The story is broken into two parts: the Han and Leia storyline, and the Luke training storyline. Both stories are fantastically done. The Han and Leia romance is very convincing, and there is great suspense while the Empire is on their tail. Luke meets Yoda and has some of the best training in any movie, besides possibly Rocky. The beginning kicks off with the intense Battle of Hoth. The film ends very climatically, with two cliffhangers that have us excited for the next movie. Therefore, the story is perfect.

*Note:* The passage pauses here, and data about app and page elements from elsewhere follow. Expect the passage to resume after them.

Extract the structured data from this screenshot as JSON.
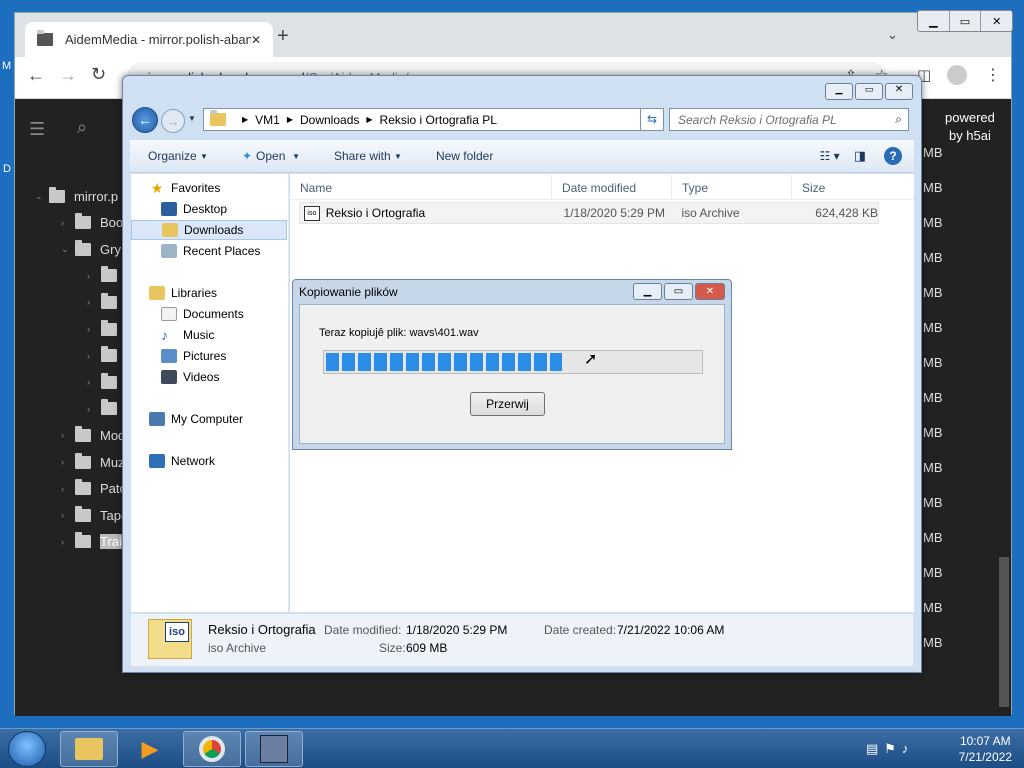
{
  "desktop": {
    "left_label_1": "M",
    "left_label_2": "D"
  },
  "browser": {
    "tab_title": "AidemMedia - mirror.polish-abandonware.pl",
    "new_tab": "+",
    "url_host": "mirror.polish-abandonware.pl",
    "url_path": "/Gry/AidemMedia/",
    "powered_1": "powered",
    "powered_2": "by h5ai",
    "tree": [
      {
        "label": "mirror.p",
        "indent": 0,
        "expanded": true
      },
      {
        "label": "Boo",
        "indent": 1
      },
      {
        "label": "Gry",
        "indent": 1,
        "expanded": true
      },
      {
        "label": "A",
        "indent": 2
      },
      {
        "label": "D",
        "indent": 2
      },
      {
        "label": "D",
        "indent": 2
      },
      {
        "label": "F",
        "indent": 2
      },
      {
        "label": "K",
        "indent": 2
      },
      {
        "label": "S",
        "indent": 2
      },
      {
        "label": "Mod",
        "indent": 1
      },
      {
        "label": "Muz",
        "indent": 1
      },
      {
        "label": "Patc",
        "indent": 1
      },
      {
        "label": "Tape",
        "indent": 1
      },
      {
        "label": "Trail",
        "indent": 1,
        "selected": true
      }
    ],
    "size_unit": "MB"
  },
  "explorer": {
    "breadcrumb": [
      "VM1",
      "Downloads",
      "Reksio i Ortografia PL"
    ],
    "search_placeholder": "Search Reksio i Ortografia PL",
    "cmd": {
      "organize": "Organize",
      "open": "Open",
      "share": "Share with",
      "newfolder": "New folder"
    },
    "nav": {
      "favorites": "Favorites",
      "desktop": "Desktop",
      "downloads": "Downloads",
      "recent": "Recent Places",
      "libraries": "Libraries",
      "documents": "Documents",
      "music": "Music",
      "pictures": "Pictures",
      "videos": "Videos",
      "computer": "My Computer",
      "network": "Network"
    },
    "columns": {
      "name": "Name",
      "date": "Date modified",
      "type": "Type",
      "size": "Size"
    },
    "file": {
      "name": "Reksio i Ortografia",
      "date": "1/18/2020 5:29 PM",
      "type": "iso Archive",
      "size": "624,428 KB",
      "icon_text": "iso"
    },
    "details": {
      "name": "Reksio i Ortografia",
      "type": "iso Archive",
      "date_mod_label": "Date modified:",
      "date_mod": "1/18/2020 5:29 PM",
      "size_label": "Size:",
      "size": "609 MB",
      "created_label": "Date created:",
      "created": "7/21/2022 10:06 AM"
    }
  },
  "dialog": {
    "title": "Kopiowanie plików",
    "status": "Teraz kopiujê plik: wavs\\401.wav",
    "progress": 0.63,
    "cancel": "Przerwij"
  },
  "taskbar": {
    "time": "10:07 AM",
    "date": "7/21/2022"
  }
}
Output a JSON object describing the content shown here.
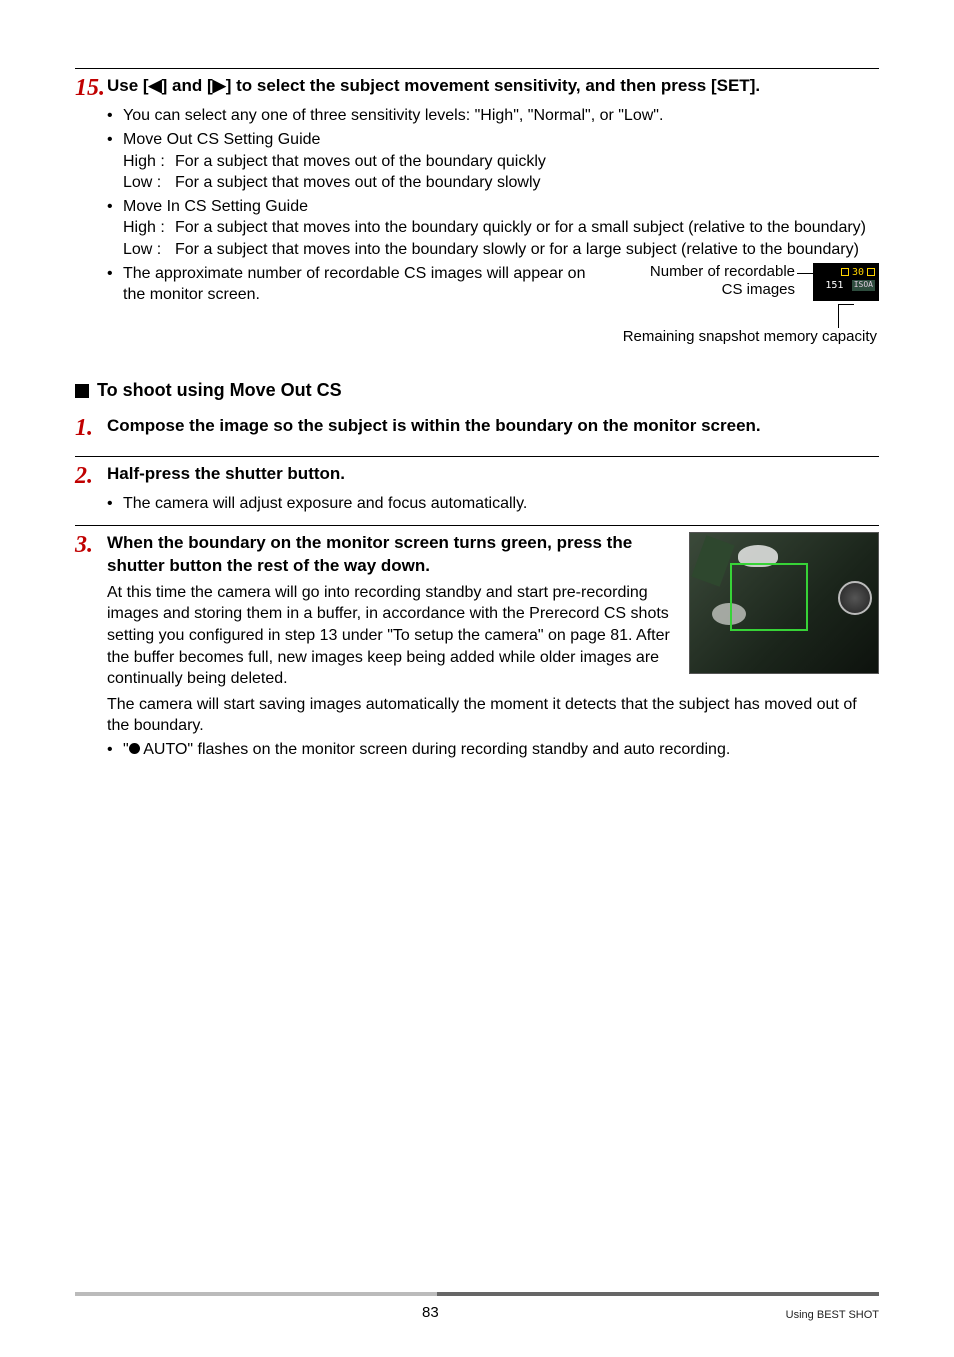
{
  "step15": {
    "num": "15.",
    "head": "Use [◀] and [▶] to select the subject movement sensitivity, and then press [SET].",
    "b1": "You can select any one of three sensitivity levels: \"High\", \"Normal\", or \"Low\".",
    "b2": "Move Out CS Setting Guide",
    "b2_high_lbl": "High :",
    "b2_high": "For a subject that moves out of the boundary quickly",
    "b2_low_lbl": "Low  :",
    "b2_low": "For a subject that moves out of the boundary slowly",
    "b3": "Move In CS Setting Guide",
    "b3_high_lbl": "High :",
    "b3_high": "For a subject that moves into the boundary quickly or for a small subject (relative to the boundary)",
    "b3_low_lbl": "Low  :",
    "b3_low": "For a subject that moves into the boundary slowly or for a large subject (relative to the boundary)",
    "b4": "The approximate number of recordable CS images will appear on the monitor screen.",
    "recordable_label": "Number of recordable CS images",
    "remaining_label": "Remaining snapshot memory capacity",
    "corner_30": "30",
    "corner_151": "151",
    "corner_iso": "ISOA"
  },
  "subhead": "To shoot using Move Out CS",
  "step1": {
    "num": "1.",
    "head": "Compose the image so the subject is within the boundary on the monitor screen."
  },
  "step2": {
    "num": "2.",
    "head": "Half-press the shutter button.",
    "b1": "The camera will adjust exposure and focus automatically."
  },
  "step3": {
    "num": "3.",
    "head": "When the boundary on the monitor screen turns green, press the shutter button the rest of the way down.",
    "p1": "At this time the camera will go into recording standby and start pre-recording images and storing them in a buffer, in accordance with the Prerecord CS shots setting you configured in step 13 under \"To setup the camera\" on page 81. After the buffer becomes full, new images keep being added while older images are continually being deleted.",
    "p2": "The camera will start saving images automatically the moment it detects that the subject has moved out of the boundary.",
    "b1a": "\"",
    "b1b": " AUTO\" flashes on the monitor screen during recording standby and auto recording."
  },
  "footer": {
    "page": "83",
    "section": "Using BEST SHOT"
  }
}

The creativity in Empire is superb. Just like the original, this movie introduces three locations. The first is the ice planet of Hoth, which gives us the Battle of Hoth and Luke’s near-death experience with the Wampa. There’s Degobah, the swamp planet where Yoda lives. Then there’s the gorgeous Cloud City, which contains the most interesting place a lightsaber battle has been fought. There are many other examples of creativity in this movie, such as the monster that’s so large Han and the crew believe it to be a cave, the costumes for all the bounty hunters, the new uses of the force, and much more.
The final and biggest reason The Empire Strikes Back is the best 80s movie is the characters. The movie manages to both grow the original characters to be rich and fleshed out, and introduces three new great characters. Han changes into a much less arrogant and more caring person by the end, while still retaining his charm. Leia is far less judgmental and harsh toward Han. She learns to really see the good in him. Luke learns a lot more about the force and what it means to be a Jedi. Most of the assumptions he had about the Force are wrong. Being a Jedi doesn’t mean being a strong warrior. It doesn’t mean looking for a fight. Often rushing to save people without giving it a thought only makes matters worse. If Luke had just stayed and trained with Yoda, they would’ve been in the same situation, except he’d still have his hand and lightsaber, and he could have completed the training. Darth Vader is solidified in this movie as a fantastic intimidating villain. The three new characters they introduce are Yoda, Lando Calrissian, and Boba Fett. Yoda has some of the wisest lines in movie history. Lando is a smooth rich gambler who can’t be trusted. He originally betrays the group but by the end of the movie shows remorse and helps them escape. Boba Fett is basically a plot device but the coolest plot device in movie history.
The movie all comes together in a neat bow at the end. Anyone would enjoy watching this perfect movie.